Copy the records below exactly.

SUPPLIED MATERIAL section start

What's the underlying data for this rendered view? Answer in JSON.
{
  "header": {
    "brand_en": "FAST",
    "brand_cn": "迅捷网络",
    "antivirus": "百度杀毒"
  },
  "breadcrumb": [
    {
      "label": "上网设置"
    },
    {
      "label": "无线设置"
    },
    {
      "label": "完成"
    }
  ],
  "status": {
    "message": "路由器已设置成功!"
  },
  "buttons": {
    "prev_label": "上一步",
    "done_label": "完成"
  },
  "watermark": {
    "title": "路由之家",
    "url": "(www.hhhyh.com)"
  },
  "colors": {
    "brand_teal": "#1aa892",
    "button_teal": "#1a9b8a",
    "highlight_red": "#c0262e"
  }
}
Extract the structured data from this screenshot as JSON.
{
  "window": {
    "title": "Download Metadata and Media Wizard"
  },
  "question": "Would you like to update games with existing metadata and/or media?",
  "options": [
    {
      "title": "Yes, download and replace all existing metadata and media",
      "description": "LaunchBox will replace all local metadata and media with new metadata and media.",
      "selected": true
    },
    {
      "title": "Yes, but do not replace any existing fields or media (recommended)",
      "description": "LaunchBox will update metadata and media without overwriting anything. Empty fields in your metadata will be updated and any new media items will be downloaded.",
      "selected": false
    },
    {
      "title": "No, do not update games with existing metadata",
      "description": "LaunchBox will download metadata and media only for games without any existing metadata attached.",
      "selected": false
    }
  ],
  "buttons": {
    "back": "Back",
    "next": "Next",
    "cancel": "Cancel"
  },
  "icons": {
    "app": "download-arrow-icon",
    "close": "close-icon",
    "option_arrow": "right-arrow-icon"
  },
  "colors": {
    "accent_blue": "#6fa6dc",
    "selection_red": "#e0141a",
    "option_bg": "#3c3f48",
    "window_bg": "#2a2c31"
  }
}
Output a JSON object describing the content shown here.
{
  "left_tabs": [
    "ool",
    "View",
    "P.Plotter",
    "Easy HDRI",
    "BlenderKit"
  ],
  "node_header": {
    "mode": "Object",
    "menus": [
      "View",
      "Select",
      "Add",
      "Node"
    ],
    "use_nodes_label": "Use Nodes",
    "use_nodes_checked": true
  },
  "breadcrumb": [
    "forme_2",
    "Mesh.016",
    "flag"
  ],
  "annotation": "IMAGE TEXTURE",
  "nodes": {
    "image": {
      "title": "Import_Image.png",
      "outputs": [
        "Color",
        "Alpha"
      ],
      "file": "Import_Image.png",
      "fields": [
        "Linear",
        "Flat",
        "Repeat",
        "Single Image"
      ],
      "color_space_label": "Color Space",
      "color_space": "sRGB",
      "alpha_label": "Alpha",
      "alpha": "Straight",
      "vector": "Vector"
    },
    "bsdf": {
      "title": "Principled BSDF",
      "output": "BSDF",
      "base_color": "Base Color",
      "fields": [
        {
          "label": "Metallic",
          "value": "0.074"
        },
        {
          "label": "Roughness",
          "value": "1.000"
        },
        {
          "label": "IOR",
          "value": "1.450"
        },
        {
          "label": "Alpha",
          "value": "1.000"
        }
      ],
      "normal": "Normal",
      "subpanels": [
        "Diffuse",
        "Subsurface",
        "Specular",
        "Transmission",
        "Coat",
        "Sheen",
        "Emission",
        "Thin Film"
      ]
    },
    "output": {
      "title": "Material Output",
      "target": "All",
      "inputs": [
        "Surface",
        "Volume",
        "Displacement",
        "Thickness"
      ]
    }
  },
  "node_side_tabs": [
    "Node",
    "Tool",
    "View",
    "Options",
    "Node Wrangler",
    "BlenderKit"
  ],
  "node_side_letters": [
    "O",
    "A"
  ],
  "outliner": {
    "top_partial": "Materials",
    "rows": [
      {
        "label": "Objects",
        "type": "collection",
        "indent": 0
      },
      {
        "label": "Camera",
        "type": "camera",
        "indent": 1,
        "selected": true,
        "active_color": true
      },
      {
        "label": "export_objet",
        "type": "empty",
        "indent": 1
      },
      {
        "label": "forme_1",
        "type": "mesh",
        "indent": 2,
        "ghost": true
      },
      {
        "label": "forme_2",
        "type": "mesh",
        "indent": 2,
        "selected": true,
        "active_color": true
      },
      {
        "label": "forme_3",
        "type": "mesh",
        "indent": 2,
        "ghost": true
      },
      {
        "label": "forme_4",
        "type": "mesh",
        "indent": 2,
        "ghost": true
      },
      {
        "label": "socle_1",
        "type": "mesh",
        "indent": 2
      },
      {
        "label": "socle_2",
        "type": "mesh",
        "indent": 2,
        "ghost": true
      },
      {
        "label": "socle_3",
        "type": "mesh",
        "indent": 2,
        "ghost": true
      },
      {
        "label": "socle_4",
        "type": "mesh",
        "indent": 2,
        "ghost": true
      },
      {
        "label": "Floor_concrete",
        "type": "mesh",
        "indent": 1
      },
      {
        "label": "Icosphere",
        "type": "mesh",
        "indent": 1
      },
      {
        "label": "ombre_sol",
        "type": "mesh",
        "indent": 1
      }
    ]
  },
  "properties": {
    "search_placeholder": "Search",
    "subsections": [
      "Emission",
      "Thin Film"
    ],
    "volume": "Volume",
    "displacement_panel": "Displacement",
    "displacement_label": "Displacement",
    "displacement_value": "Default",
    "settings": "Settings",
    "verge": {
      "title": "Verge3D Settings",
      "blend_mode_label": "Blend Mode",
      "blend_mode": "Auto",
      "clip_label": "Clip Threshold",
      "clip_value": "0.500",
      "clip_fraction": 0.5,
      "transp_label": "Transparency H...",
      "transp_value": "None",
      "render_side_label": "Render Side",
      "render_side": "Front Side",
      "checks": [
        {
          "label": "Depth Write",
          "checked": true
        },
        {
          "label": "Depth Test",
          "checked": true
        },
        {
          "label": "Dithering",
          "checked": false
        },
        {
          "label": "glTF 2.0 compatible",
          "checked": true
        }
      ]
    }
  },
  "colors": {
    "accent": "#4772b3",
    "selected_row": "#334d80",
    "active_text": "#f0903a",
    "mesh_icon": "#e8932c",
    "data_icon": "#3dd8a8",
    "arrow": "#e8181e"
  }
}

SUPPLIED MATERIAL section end

» **EXERCISE RESPONSE**
What's the underlying data for this rendered view? Answer in JSON.
{
  "header": {
    "brand_en": "FAST",
    "brand_cn": "迅捷网络",
    "antivirus": "百度杀毒"
  },
  "breadcrumb": [
    {
      "label": "上网设置"
    },
    {
      "label": "无线设置"
    },
    {
      "label": "完成"
    }
  ],
  "status": {
    "message": "路由器已设置成功!"
  },
  "buttons": {
    "prev_label": "上一步",
    "done_label": "完成"
  },
  "watermark": {
    "title": "路由之家",
    "url": "(www.hhhyh.com)"
  },
  "colors": {
    "brand_teal": "#1aa892",
    "button_teal": "#1a9b8a",
    "highlight_red": "#c0262e"
  }
}
Extract the structured data from this screenshot as JSON.
{
  "window": {
    "title": "Download Metadata and Media Wizard"
  },
  "question": "Would you like to update games with existing metadata and/or media?",
  "options": [
    {
      "title": "Yes, download and replace all existing metadata and media",
      "description": "LaunchBox will replace all local metadata and media with new metadata and media.",
      "selected": true
    },
    {
      "title": "Yes, but do not replace any existing fields or media (recommended)",
      "description": "LaunchBox will update metadata and media without overwriting anything. Empty fields in your metadata will be updated and any new media items will be downloaded.",
      "selected": false
    },
    {
      "title": "No, do not update games with existing metadata",
      "description": "LaunchBox will download metadata and media only for games without any existing metadata attached.",
      "selected": false
    }
  ],
  "buttons": {
    "back": "Back",
    "next": "Next",
    "cancel": "Cancel"
  },
  "icons": {
    "app": "download-arrow-icon",
    "close": "close-icon",
    "option_arrow": "right-arrow-icon"
  },
  "colors": {
    "accent_blue": "#6fa6dc",
    "selection_red": "#e0141a",
    "option_bg": "#3c3f48",
    "window_bg": "#2a2c31"
  }
}
Output a JSON object describing the content shown here.
{
  "left_tabs": [
    "ool",
    "View",
    "P.Plotter",
    "Easy HDRI",
    "BlenderKit"
  ],
  "node_header": {
    "mode": "Object",
    "menus": [
      "View",
      "Select",
      "Add",
      "Node"
    ],
    "use_nodes_label": "Use Nodes",
    "use_nodes_checked": true
  },
  "breadcrumb": [
    "forme_2",
    "Mesh.016",
    "flag"
  ],
  "annotation": "IMAGE TEXTURE",
  "nodes": {
    "image": {
      "title": "Import_Image.png",
      "outputs": [
        "Color",
        "Alpha"
      ],
      "file": "Import_Image.png",
      "fields": [
        "Linear",
        "Flat",
        "Repeat",
        "Single Image"
      ],
      "color_space_label": "Color Space",
      "color_space": "sRGB",
      "alpha_label": "Alpha",
      "alpha": "Straight",
      "vector": "Vector"
    },
    "bsdf": {
      "title": "Principled BSDF",
      "output": "BSDF",
      "base_color": "Base Color",
      "fields": [
        {
          "label": "Metallic",
          "value": "0.074"
        },
        {
          "label": "Roughness",
          "value": "1.000"
        },
        {
          "label": "IOR",
          "value": "1.450"
        },
        {
          "label": "Alpha",
          "value": "1.000"
        }
      ],
      "normal": "Normal",
      "subpanels": [
        "Diffuse",
        "Subsurface",
        "Specular",
        "Transmission",
        "Coat",
        "Sheen",
        "Emission",
        "Thin Film"
      ]
    },
    "output": {
      "title": "Material Output",
      "target": "All",
      "inputs": [
        "Surface",
        "Volume",
        "Displacement",
        "Thickness"
      ]
    }
  },
  "node_side_tabs": [
    "Node",
    "Tool",
    "View",
    "Options",
    "Node Wrangler",
    "BlenderKit"
  ],
  "node_side_letters": [
    "O",
    "A"
  ],
  "outliner": {
    "top_partial": "Materials",
    "rows": [
      {
        "label": "Objects",
        "type": "collection",
        "indent": 0
      },
      {
        "label": "Camera",
        "type": "camera",
        "indent": 1,
        "selected": true,
        "active_color": true
      },
      {
        "label": "export_objet",
        "type": "empty",
        "indent": 1
      },
      {
        "label": "forme_1",
        "type": "mesh",
        "indent": 2,
        "ghost": true
      },
      {
        "label": "forme_2",
        "type": "mesh",
        "indent": 2,
        "selected": true,
        "active_color": true
      },
      {
        "label": "forme_3",
        "type": "mesh",
        "indent": 2,
        "ghost": true
      },
      {
        "label": "forme_4",
        "type": "mesh",
        "indent": 2,
        "ghost": true
      },
      {
        "label": "socle_1",
        "type": "mesh",
        "indent": 2
      },
      {
        "label": "socle_2",
        "type": "mesh",
        "indent": 2,
        "ghost": true
      },
      {
        "label": "socle_3",
        "type": "mesh",
        "indent": 2,
        "ghost": true
      },
      {
        "label": "socle_4",
        "type": "mesh",
        "indent": 2,
        "ghost": true
      },
      {
        "label": "Floor_concrete",
        "type": "mesh",
        "indent": 1
      },
      {
        "label": "Icosphere",
        "type": "mesh",
        "indent": 1
      },
      {
        "label": "ombre_sol",
        "type": "mesh",
        "indent": 1
      }
    ]
  },
  "properties": {
    "search_placeholder": "Search",
    "subsections": [
      "Emission",
      "Thin Film"
    ],
    "volume": "Volume",
    "displacement_panel": "Displacement",
    "displacement_label": "Displacement",
    "displacement_value": "Default",
    "settings": "Settings",
    "verge": {
      "title": "Verge3D Settings",
      "blend_mode_label": "Blend Mode",
      "blend_mode": "Auto",
      "clip_label": "Clip Threshold",
      "clip_value": "0.500",
      "clip_fraction": 0.5,
      "transp_label": "Transparency H...",
      "transp_value": "None",
      "render_side_label": "Render Side",
      "render_side": "Front Side",
      "checks": [
        {
          "label": "Depth Write",
          "checked": true
        },
        {
          "label": "Depth Test",
          "checked": true
        },
        {
          "label": "Dithering",
          "checked": false
        },
        {
          "label": "glTF 2.0 compatible",
          "checked": true
        }
      ]
    }
  },
  "colors": {
    "accent": "#4772b3",
    "selected_row": "#334d80",
    "active_text": "#f0903a",
    "mesh_icon": "#e8932c",
    "data_icon": "#3dd8a8",
    "arrow": "#e8181e"
  }
}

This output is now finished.